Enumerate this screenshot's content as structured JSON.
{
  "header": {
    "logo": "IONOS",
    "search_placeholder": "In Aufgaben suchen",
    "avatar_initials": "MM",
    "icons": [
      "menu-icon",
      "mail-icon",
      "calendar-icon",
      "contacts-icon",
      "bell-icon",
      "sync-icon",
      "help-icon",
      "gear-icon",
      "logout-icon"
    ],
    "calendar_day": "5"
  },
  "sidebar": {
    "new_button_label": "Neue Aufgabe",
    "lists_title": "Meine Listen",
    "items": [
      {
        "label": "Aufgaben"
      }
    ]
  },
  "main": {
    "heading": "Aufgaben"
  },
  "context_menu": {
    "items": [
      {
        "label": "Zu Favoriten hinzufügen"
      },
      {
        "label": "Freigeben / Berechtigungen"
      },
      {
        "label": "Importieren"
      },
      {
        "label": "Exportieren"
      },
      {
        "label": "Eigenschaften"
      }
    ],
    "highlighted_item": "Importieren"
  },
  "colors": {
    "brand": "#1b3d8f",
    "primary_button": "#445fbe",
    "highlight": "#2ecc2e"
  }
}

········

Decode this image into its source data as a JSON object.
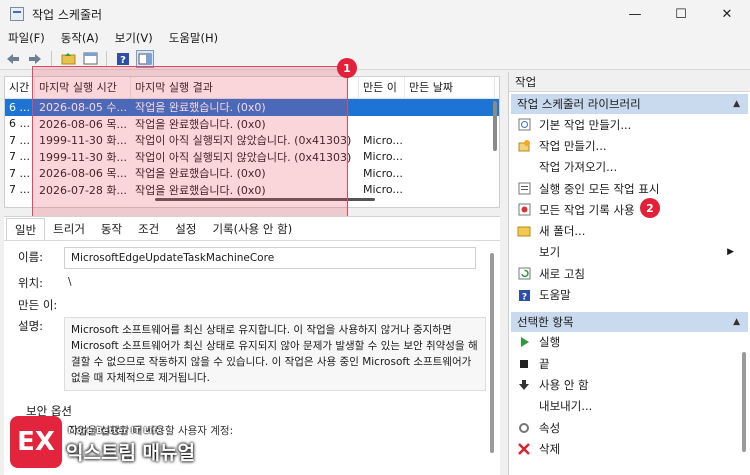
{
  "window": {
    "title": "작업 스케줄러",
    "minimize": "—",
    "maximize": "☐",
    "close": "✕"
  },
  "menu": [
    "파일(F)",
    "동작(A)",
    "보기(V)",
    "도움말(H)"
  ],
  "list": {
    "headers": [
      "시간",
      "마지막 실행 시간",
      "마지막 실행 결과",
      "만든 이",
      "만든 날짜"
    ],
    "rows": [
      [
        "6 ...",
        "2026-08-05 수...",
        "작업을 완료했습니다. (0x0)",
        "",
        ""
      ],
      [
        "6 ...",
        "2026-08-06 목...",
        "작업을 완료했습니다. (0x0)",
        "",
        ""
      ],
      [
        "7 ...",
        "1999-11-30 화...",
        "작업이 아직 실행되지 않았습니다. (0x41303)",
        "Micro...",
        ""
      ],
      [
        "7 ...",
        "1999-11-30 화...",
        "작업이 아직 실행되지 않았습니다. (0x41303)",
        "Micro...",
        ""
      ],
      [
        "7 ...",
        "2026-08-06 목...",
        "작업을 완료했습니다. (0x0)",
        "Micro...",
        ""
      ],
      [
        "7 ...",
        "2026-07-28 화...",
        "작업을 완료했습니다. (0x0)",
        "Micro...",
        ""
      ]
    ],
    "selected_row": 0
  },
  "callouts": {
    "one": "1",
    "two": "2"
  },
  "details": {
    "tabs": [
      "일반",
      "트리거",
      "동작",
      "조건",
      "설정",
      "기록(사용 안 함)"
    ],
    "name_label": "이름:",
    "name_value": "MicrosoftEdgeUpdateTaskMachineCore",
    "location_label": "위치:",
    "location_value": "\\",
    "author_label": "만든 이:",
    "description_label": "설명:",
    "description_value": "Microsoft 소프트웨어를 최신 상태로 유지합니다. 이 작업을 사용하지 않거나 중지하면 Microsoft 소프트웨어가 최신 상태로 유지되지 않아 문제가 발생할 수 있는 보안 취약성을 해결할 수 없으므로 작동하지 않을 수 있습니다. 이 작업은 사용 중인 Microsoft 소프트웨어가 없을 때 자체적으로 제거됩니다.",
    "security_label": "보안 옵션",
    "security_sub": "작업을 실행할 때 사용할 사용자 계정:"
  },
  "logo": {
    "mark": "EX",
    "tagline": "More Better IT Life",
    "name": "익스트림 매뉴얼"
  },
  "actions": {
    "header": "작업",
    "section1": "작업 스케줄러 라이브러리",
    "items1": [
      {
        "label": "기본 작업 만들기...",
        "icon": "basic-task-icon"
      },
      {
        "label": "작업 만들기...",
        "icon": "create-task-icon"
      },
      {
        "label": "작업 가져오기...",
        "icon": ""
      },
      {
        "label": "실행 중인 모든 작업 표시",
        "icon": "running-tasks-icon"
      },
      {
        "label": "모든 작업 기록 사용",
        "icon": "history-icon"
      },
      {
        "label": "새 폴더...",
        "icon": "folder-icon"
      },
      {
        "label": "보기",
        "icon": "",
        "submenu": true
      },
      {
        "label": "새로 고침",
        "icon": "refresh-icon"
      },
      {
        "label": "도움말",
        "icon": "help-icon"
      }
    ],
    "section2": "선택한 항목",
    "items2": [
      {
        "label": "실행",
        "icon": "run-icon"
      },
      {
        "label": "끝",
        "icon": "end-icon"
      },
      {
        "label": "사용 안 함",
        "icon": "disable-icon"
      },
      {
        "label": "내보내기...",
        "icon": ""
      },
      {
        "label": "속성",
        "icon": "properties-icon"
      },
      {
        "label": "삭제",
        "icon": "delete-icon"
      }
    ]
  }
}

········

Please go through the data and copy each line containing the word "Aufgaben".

◆ ANSWER SPACE ◆
    "search_placeholder": "In Aufgaben suchen",
        "label": "Aufgaben"
    "heading": "Aufgaben"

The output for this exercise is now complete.